Saddam's Son: Accept U.N. Resolution

Saddam Hussein's son recommended Tuesday that Iraq accept a U.N. resolution on arms inspectors but the teams should have Arab members as the Iraqi parliament reconvened to consider the demands.

Saddam's son also said Iraqis should be prepared for war nonetheless.

Odai Saddam Hussein made the recommendation in a letter distributed to parliament as it reconvened Tuesday to debate the issue before advising whether Saddam should accept the Security Council resolution. The letter was also distributed to reporters in Baghdad by the Information Ministry.

"We have to agree to the U.N. Security Council resolution with limits on certain points, but not, we say, conditions," the president's son said.

"There should be Arab experts or technicians and monitors [on the inspection teams] who are familiar with the nuclear, chemical and biological side," he said.

Iraq has until Friday to accept or reject the resolution, which threatens "serious consequences" if it does not comply with the provisions to disarm.
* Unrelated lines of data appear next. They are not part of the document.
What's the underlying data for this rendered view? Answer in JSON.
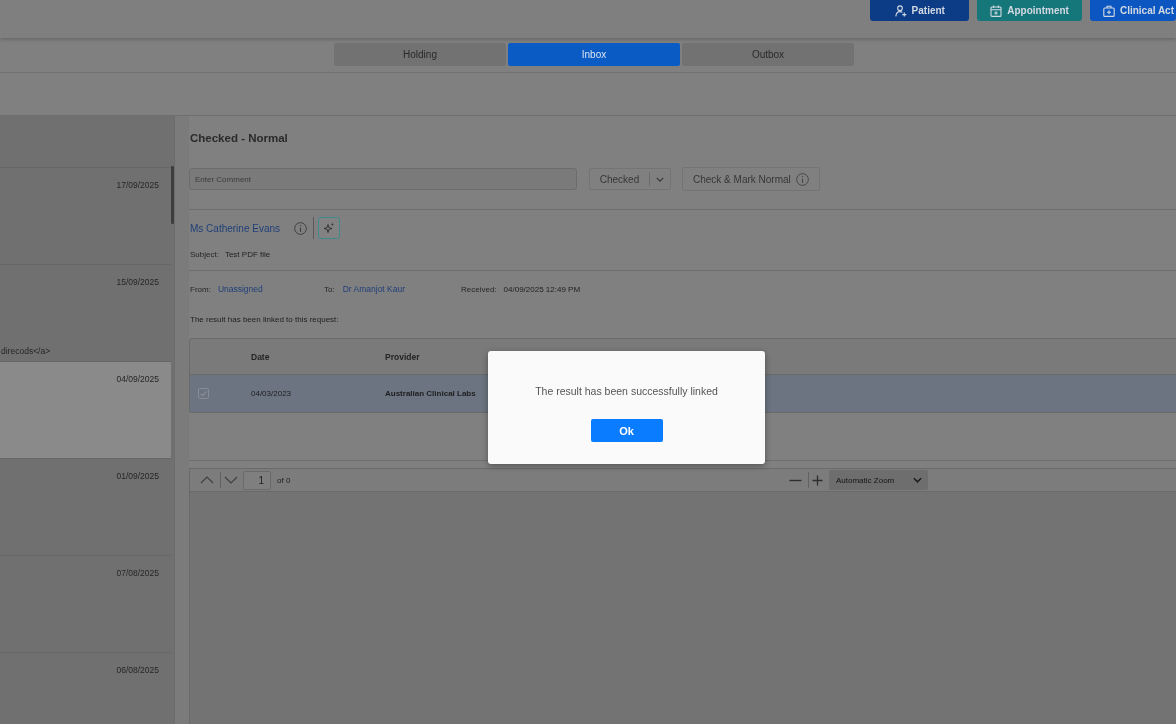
{
  "header_actions": [
    {
      "label": "Patient",
      "kind": "patient",
      "color": "#0c3c86"
    },
    {
      "label": "Appointment",
      "kind": "appointment",
      "color": "#16777a"
    },
    {
      "label": "Clinical Act",
      "kind": "clinical",
      "color": "#0b56c0"
    }
  ],
  "tabs": [
    {
      "label": "Holding",
      "selected": false
    },
    {
      "label": "Inbox",
      "selected": true
    },
    {
      "label": "Outbox",
      "selected": false
    }
  ],
  "message_list": {
    "items": [
      {
        "date": "17/09/2025",
        "selected": false
      },
      {
        "date": "15/09/2025",
        "preview": "direcods</a>",
        "selected": false
      },
      {
        "date": "04/09/2025",
        "selected": true
      },
      {
        "date": "01/09/2025",
        "selected": false
      },
      {
        "date": "07/08/2025",
        "selected": false
      },
      {
        "date": "06/08/2025",
        "selected": false
      }
    ]
  },
  "detail": {
    "status_title": "Checked - Normal",
    "comment": {
      "placeholder": "Enter Comment"
    },
    "status_select": {
      "value": "Checked"
    },
    "mark_button": {
      "label": "Check & Mark Normal"
    },
    "patient_name": "Ms Catherine Evans",
    "subject_label": "Subject:",
    "subject": "Test PDF file",
    "from_label": "From:",
    "from": "Unassigned",
    "to_label": "To:",
    "to": "Dr Amanjot Kaur",
    "received_label": "Received:",
    "received": "04/09/2025 12:49 PM",
    "linked_note": "The result has been linked to this request:",
    "table": {
      "columns": [
        "Date",
        "Provider"
      ],
      "rows": [
        {
          "checked": true,
          "selected": true,
          "cells": [
            "04/03/2023",
            "Australian Clinical Labs"
          ]
        }
      ]
    }
  },
  "pdf_viewer": {
    "page": "1",
    "page_count": "of 0",
    "zoom": "Automatic Zoom"
  },
  "dialog": {
    "message": "The result has been successfully linked",
    "button": "Ok"
  }
}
The United States and Britain have made clear they will attack if Iraq balks.

On Monday, Iraqi lawmakers strongly condemned the U.N. resolution but said they would leave the decision how to respond to Saddam.

Odai Saddam Hussein said acceptance would not necessarily ward off war, and spoke of a call to have Arab countries cut oil supplies to countries who attack Iraq.

"We have to know our enemy and that the U.N. resolution does not mean stopping him from committing military action," he said.

"We also have to take precautions and measures and here we have to ask the Arab countries to immediately cut oil supplies to those countries that launch a military strike or aggression on Iraq and to any country that allows foreign war planes to use their airports or offer logistic support for them for refueling," his letter said.

Arab oil producers have ignored similar calls from Iraq in the past, saying stopping sales was not in their interest.

Lawmakers were expected to vote late Tuesday on how to advise the ruling Revolutionary Command Council, headed by Saddam, which will decide how Iraq responds to the U.N. Security Council resolution.

Lawmakers on Monday denounced the resolution, the latest in a long effort to ensure Iraq scraps its weapons of mass destruction, despite the risk of war if Iraq rejects it.

The first legislator to speak Tuesday renewed the condemnation, calling the resolution "a roadmap for invading Iraq."

"Why do we discuss it when it is trap to create a pretext to attack Iraq," lawmaker Adnan Rashid asked.

The parliament's foreign relations committee has already recommended that Iraq reject the resolution. However, lawmakers have said they would ultimately trust any decision Saddam makes.

The Iraqi president has used parliament's action as cover for difficult decisions in the past, and the harsh rhetoric did not necessarily mean parliament would reject the proposal.

In Washington, President Bush's national security adviser, Condoleezza Rice, rejected the legitimacy of parliament's debate on the resolution.

"One has to be a bit skeptical of the independence of the Iraqi parliament from Saddam Hussein," she said Monday. "I don't think anyone believes this is anything but an absolute dictatorship and this decision is up to Saddam Hussein."

She also said Iraq has no right to accept or reject the resolution. "They are obligated to accept, but the U.N. thought it best to ask for return-receipt requested," Rice said.

Parliament is stacked with Saddam's allies, and Monday night's speeches were aired live on Iraqi television. Lawmakers applauded every mention of Saddam's name in speeches, praising "His Excellency Mr. President, the holy warrior leader Saddam Hussein."

On convening Tuesday's session, Parliament speaker Saadoun Hammadi told lawmakers the resolution "does not have the minimum of fairness, objectivity and balance."

"This resolution includes many impossible demands that can't be executed," Hammadi said.

Iraq maintains it no longer has any weapons of mass destruction, and lawmaker Ismail Nasif Jassim called the 30-day period for Iraq to provide documents on its weapons programs "illogical and a way to provoke Iraq."

The U.N. resolution gives inspectors unrestricted access to any suspected weapons site and the right to interview Iraqi scientists outside the country and without Iraqi officials present.

Jassim described the provision for interviewing scientists outside Iraq as "a violation of human rights because it demands of any Iraqi they want to interview to travel abroad with their family."

Iraq has insisted on respect for its sovereignty, an argument it has used in the past to restrict access to Saddam's palaces.

"Whoever formulated the text of that resolution deliberately chose [points] that contradict Iraq's sovereignty and conflict with the dignity of the people," Hammadi said.

State-controlled newspapers castigated the resolution Tuesday, but their editorials did not say the government should reject it. One paper, Al-Iraq, said the resolution demanded "quiet wisdom."

Tuesday's session of parliament was not broadcast live on Iraqi television, leaving Iraqis unaware of how the parliament was likely to vote. It was carried live by Al-Jazeera, the Qatari-based Arabic satellite channel. Iraqis cannot receive Al-Jazeera as the government bans satellite dishes.

The Associated Press contributed to this report.